- _AIM OF THE TASK_:
Each line below must be reproduced exactly, though the pictures are to be dropped.

Stored items from a collection
*** Begin section ***
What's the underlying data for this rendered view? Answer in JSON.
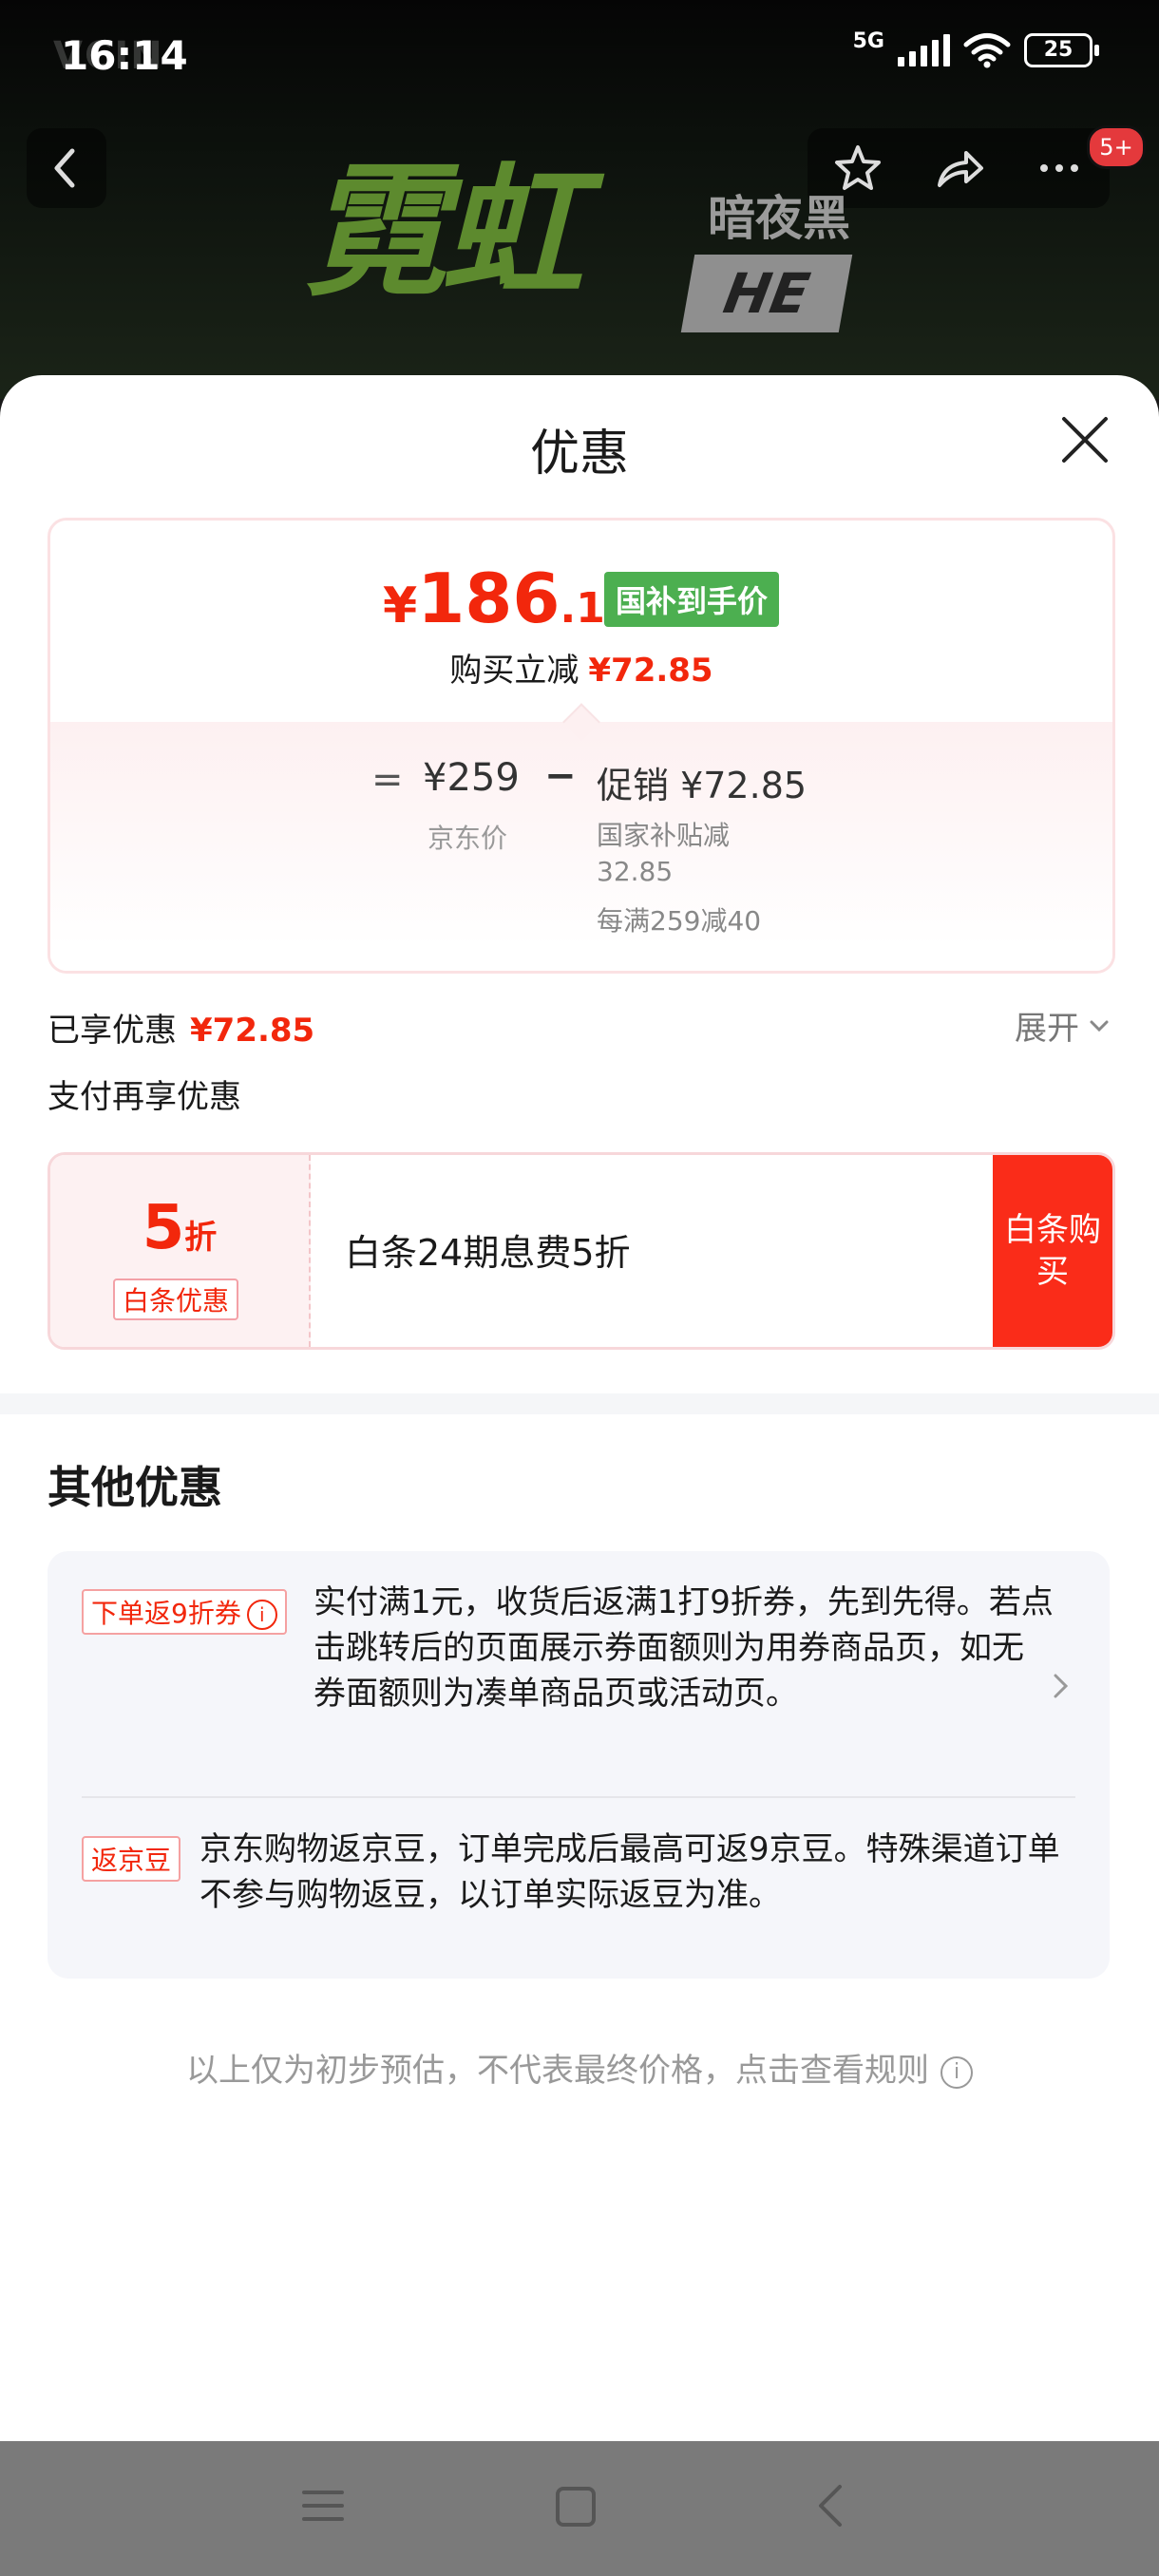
{
  "status_bar": {
    "time": "16:14",
    "network": "5G",
    "battery": "25",
    "brand_faint": "VCIN"
  },
  "header": {
    "banner_title": "霓虹",
    "banner_subtitle": "暗夜黑",
    "banner_tag": "HE",
    "notification_badge": "5+"
  },
  "sheet": {
    "title": "优惠",
    "price_card": {
      "currency": "¥",
      "price_int": "186",
      "price_dec": ".15",
      "badge": "国补到手价",
      "reduce_label": "购买立减",
      "reduce_amount": "¥72.85",
      "equals": "=",
      "jd_price": "¥259",
      "minus": "−",
      "promo": "促销 ¥72.85",
      "jd_price_label": "京东价",
      "promo_detail_1": "国家补贴减 32.85",
      "promo_detail_2": "每满259减40"
    },
    "enjoyed_label": "已享优惠",
    "enjoyed_amount": "¥72.85",
    "expand_label": "展开",
    "pay_more_label": "支付再享优惠",
    "baitiao": {
      "discount_num": "5",
      "discount_unit": "折",
      "tag": "白条优惠",
      "desc": "白条24期息费5折",
      "buy_button": "白条购买"
    },
    "other_title": "其他优惠",
    "other": [
      {
        "tag": "下单返9折券",
        "text": "实付满1元，收货后返满1打9折券，先到先得。若点击跳转后的页面展示券面额则为用券商品页，如无券面额则为凑单商品页或活动页。"
      },
      {
        "tag": "返京豆",
        "text": "京东购物返京豆，订单完成后最高可返9京豆。特殊渠道订单不参与购物返豆，以订单实际返豆为准。"
      }
    ],
    "footnote": "以上仅为初步预估，不代表最终价格，点击查看规则"
  },
  "colors": {
    "accent_red": "#f2270c",
    "badge_green": "#4caf50",
    "buy_red": "#fa2c19"
  }
}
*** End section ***
- _EXPECTED ANSWER_:
What's the underlying data for this rendered view? Answer in JSON.
{
  "status_bar": {
    "time": "16:14",
    "network": "5G",
    "battery": "25",
    "brand_faint": "VCIN"
  },
  "header": {
    "banner_title": "霓虹",
    "banner_subtitle": "暗夜黑",
    "banner_tag": "HE",
    "notification_badge": "5+"
  },
  "sheet": {
    "title": "优惠",
    "price_card": {
      "currency": "¥",
      "price_int": "186",
      "price_dec": ".15",
      "badge": "国补到手价",
      "reduce_label": "购买立减",
      "reduce_amount": "¥72.85",
      "equals": "=",
      "jd_price": "¥259",
      "minus": "−",
      "promo": "促销 ¥72.85",
      "jd_price_label": "京东价",
      "promo_detail_1": "国家补贴减 32.85",
      "promo_detail_2": "每满259减40"
    },
    "enjoyed_label": "已享优惠",
    "enjoyed_amount": "¥72.85",
    "expand_label": "展开",
    "pay_more_label": "支付再享优惠",
    "baitiao": {
      "discount_num": "5",
      "discount_unit": "折",
      "tag": "白条优惠",
      "desc": "白条24期息费5折",
      "buy_button": "白条购买"
    },
    "other_title": "其他优惠",
    "other": [
      {
        "tag": "下单返9折券",
        "text": "实付满1元，收货后返满1打9折券，先到先得。若点击跳转后的页面展示券面额则为用券商品页，如无券面额则为凑单商品页或活动页。"
      },
      {
        "tag": "返京豆",
        "text": "京东购物返京豆，订单完成后最高可返9京豆。特殊渠道订单不参与购物返豆，以订单实际返豆为准。"
      }
    ],
    "footnote": "以上仅为初步预估，不代表最终价格，点击查看规则"
  },
  "colors": {
    "accent_red": "#f2270c",
    "badge_green": "#4caf50",
    "buy_red": "#fa2c19"
  }
}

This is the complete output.